This week we have another current set of images, all taken within a few days and since last week’s offering.
One of the many things that we planted this year was tomatoes, and started a serious number of tomato vines in various locations. As always, the hornworms eventually discovered these and started doing their damage – in this case it was the tobacco hornworms (Manduca sexta, actually the larva of the Carolina sphinx moth.) Tomato and tobacco plants are closely related, and the tomato and tobacco hornworms will feed freely on either, though I’ve only ever seen the tobacco hornworms in the past several years; they’re distinguished by the white markings on the sides, diagonal lines for tobacco, chevrons for tomato.
I had significant help in controlling them this year, though, because the braconid wasps were active early on, as determined by the number of hornworms that I found already sprouting cocoons.
Braconid wasps (there are 1700 subspecies, so no I’m not going to be specific) lay their eggs in the bodies of numerous species of caterpillar, where they hatch and the larva begin eating the caterpillar from the inside. As they reach pupal age, they burrow out of the skin and create cocoons on the outer surface of the caterpillar’s skin, where they will eventually emerge as adults. This is, as you might imagine, a bit hard on the hornworms, and though they’ll remain alive throughout the process, they expire soon afterward. I found quite a few examples of hornworms so adorned, which made my job easier.
The other evening, I found the one above, and another within a handful of centimeters but lacking any evidence of braconid attentions.
Given their proximity, I was a bit skeptical that this one had actually escaped the wasps, and suspected that it would soon erupt in cocoons, so I left it alone on the tomato plant alongside the other (which I knew would be doing minimal damage, if any, beyond this point.) And I made sure to check from time to time.
Notably, it wasn’t moving or feeding much, which I considered a good sign (good for me and/or the braconids, not so much for the caterpillar.) I wasn’t checking it frequently, but I did make it a point to examine the back for any signs of egress, never spotting anything. Three days later, however, my suspicions were confirmed.
Yep, that’s a serious litter right there, but wait – what’s that in the center (that I didn’t fully notice until examining the photos after unloading)? Yeah, that’s a braconid larva/pupa, in the process of spinning its cocoon. This made me go back out to examine it closely, with the possible intention of doing some video of the process.
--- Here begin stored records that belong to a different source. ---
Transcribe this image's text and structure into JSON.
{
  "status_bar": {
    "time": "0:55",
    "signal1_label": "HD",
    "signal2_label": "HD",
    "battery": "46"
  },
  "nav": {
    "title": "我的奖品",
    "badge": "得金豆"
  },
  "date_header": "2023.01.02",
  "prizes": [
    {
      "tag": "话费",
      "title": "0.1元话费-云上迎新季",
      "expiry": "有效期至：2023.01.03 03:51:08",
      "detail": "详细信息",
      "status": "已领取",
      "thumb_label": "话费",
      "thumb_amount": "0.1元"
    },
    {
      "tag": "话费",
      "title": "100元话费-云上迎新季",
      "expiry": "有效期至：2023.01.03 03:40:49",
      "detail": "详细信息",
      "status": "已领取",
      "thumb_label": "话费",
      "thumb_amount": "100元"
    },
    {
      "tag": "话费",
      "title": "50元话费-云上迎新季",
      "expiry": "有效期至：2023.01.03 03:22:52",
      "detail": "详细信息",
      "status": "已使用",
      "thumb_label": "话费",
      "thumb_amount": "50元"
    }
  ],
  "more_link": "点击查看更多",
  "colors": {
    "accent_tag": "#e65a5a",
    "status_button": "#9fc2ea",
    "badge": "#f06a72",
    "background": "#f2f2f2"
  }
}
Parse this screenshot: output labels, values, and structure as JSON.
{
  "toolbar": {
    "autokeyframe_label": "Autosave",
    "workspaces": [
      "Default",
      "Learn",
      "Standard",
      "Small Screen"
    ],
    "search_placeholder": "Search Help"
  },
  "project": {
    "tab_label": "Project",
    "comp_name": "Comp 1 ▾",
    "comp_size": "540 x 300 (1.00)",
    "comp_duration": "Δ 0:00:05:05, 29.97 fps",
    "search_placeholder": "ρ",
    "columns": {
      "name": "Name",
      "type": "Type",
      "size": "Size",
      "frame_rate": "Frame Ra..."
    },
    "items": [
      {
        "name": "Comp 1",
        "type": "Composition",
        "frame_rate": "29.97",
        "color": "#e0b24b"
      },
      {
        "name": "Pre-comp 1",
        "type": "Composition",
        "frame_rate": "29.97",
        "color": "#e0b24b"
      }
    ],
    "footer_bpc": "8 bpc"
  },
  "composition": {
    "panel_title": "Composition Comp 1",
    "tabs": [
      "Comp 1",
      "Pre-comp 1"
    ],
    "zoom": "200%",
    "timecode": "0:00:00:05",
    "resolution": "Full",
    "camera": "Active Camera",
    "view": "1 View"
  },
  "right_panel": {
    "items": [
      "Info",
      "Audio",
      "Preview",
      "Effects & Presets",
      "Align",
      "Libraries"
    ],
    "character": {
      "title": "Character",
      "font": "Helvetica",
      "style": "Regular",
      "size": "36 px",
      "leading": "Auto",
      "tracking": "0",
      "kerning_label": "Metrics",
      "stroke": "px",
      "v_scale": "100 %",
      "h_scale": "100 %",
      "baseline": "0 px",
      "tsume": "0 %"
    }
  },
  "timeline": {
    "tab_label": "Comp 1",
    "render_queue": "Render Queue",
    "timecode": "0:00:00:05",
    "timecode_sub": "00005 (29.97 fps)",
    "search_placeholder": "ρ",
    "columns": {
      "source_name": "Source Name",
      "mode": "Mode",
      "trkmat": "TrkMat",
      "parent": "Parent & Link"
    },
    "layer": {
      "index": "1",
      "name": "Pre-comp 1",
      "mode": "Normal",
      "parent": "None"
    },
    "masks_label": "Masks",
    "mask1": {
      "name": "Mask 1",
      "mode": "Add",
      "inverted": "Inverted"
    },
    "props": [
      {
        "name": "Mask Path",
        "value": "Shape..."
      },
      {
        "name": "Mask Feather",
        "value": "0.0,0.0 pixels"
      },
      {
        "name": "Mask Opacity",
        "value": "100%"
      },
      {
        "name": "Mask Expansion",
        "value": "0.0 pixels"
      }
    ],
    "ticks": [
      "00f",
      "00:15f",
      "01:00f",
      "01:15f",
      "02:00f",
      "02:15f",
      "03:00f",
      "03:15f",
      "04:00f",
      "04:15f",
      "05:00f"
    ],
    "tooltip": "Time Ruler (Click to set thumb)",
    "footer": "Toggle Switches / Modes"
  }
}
Alas, it was barely moving, so video was pointless, but I did collect the branch with the hornworm and bring it in for more controlled ‘studio’ work – this allowed me to go for the serious magnification without worrying about my own steadiness, the wind, getting the flash past the nearby leaves, and so on.
There’s a wad of silk barely visible behind the head on the left, but the larva’s movement was sparse – certainly not seeming to make a cocoon. I couldn’t vouch for what was happening here, but another discovery on the opposite side of the hornworm might be a clue.
It would be easy to believe this was a cocoon that had already hatched the adult, but a) it’s way too soon, and b) I’ve seen them hatch for one species at least, and that one popped little caps from the top of the cocoon. Was this one started by my naked subject up there before it got disoriented or something? I can only speculate, but I will point out the exit wound at the base of the cocoon, while that orange spot is the hornworm’s spiracle, what they breathe through.
I may hang on to this guy and see if I can capture the adults emerging this time; the endeavor really needs some kind of motion-sensing camera that can run for days and triggers the video when the action starts, and come to think of it, this might not be that hard to do (though I doubt I’m going to go to those lengths.) You’ll know if I’m successful, of course.
As for the tomatoes, we’ve just about written them off. Despite a better start than any previous year and numerous plants, they yielded almost nothing, due far more to the heat than predation, and it’s late enough now that I’m no longer bothering to water anything not showing active fruit. The peppers have just started coming ripe, and the basil did exceptionally well – there’s a couple jars of homemade pesto in the fridge now. We just have to select the stuff that can handle these conditions.